awards cremony BEM

It’s a good experience to share the day with them and help make the occasion that little bit more special providing a professional coverage of the event. And of course it can be profitable to a photographer who takes pictures that clients want to buy.

I’ve also been up to Nottingham for another major Government organization for an awards ceremony that recognized outstanding service within their organization. It’s good to see employers valuing their staff in this way. After all we all like to be recognized for having done a good job and it isn’t always about the money.

Next month I’m off to the London Boat show to cover yet another awards ceremony and after party there. So you could say the Award season is in full swing.

So what does a good Award photographer need to successfully cover an event? First obviously exact knowledge of how the event is going to be staged.

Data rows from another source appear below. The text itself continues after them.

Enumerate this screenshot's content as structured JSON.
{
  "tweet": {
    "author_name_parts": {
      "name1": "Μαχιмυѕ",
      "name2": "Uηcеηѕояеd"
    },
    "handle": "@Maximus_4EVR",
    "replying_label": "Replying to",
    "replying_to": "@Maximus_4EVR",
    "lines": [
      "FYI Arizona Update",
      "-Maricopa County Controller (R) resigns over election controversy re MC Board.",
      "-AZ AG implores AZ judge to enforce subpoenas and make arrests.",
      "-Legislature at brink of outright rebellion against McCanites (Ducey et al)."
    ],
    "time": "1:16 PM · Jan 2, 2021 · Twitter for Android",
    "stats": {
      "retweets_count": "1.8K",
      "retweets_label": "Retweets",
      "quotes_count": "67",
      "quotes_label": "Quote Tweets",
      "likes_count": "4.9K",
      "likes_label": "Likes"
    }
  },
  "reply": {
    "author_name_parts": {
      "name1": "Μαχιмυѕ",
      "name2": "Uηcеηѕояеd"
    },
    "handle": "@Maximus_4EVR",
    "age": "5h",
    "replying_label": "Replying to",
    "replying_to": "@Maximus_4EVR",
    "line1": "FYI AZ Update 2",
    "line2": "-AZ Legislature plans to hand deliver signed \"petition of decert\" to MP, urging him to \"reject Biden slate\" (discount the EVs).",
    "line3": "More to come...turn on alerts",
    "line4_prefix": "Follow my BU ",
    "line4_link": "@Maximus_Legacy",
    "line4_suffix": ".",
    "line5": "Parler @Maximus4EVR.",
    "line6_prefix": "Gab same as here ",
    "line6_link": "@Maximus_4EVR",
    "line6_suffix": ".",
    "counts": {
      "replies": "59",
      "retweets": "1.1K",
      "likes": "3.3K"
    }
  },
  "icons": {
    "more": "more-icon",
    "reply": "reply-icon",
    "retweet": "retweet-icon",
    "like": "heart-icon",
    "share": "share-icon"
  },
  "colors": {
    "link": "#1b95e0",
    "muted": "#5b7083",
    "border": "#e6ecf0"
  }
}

Briefing the compare or award presenter to turn the winners towards the camera is essential.

Second an understanding of lighting is also critical. Many award ceremonies happen with a screen behind with changing projections on. This is fine if it is back projection of the imagery where one only has to allow for the exposure of the screen. But at some smaller events it can be a front projection used and this can be a nightmare for the unskilled or reportage style photographer who likes to shoot with all natural light.

The end result of a natural light shot in these situations can often be either an award winner or presenter with text across their faces! In these situations a well balanced fill in flash will solve the problem. But it takes an experienced eye to first notice the problem in a fast changing situation and know how to solve it.

The venue and staging above all else probably dictates how an award ceremony will run. Is there stairs on both sides of a stage? A lectern for the presenter separate from where the winner may be receiving their award from a VIP.


awards stage invasion

But even the best laid plans can go astray. The rowdy group of marketing executive winners that invade the stage as a team 30 strong is one example I can think of. Or the winner who is given an award or trophy, a personal medal and a certificate all at once and has no hands left to shake hands with the VIP or drops something. I’ve even seen cups that fall apart before they even leave the stage!

So if you are organizing an award event here’s a few quick tips to remember:


  • One thing to hold is enough for any winner
  • Brief the award presenter to turn a winner to camera
  • Short commendations and thank speeches are more meaningful than long ones.
  • Back projection is preferable to front projection of any branding
  • A mirrored backdrop is not only confusing but horrible for photography
  • Alcohol after awards is better than before for a controlled event
  • Always have a run through and practice or brief winners on what is expected


Awards ceremonies can be fun. The winners are normally happy to have been acknowledged for their achievements. Unfortunately shyness sometimes overcome people in these situations. So make sure your presenter or VIP is good at putting people at the ease. So if you find yourself one day up on that stage with an award in your hand remember to smile at the photographer – you’ll like the picture better in the end!


Brian Russell

Copyright December 2015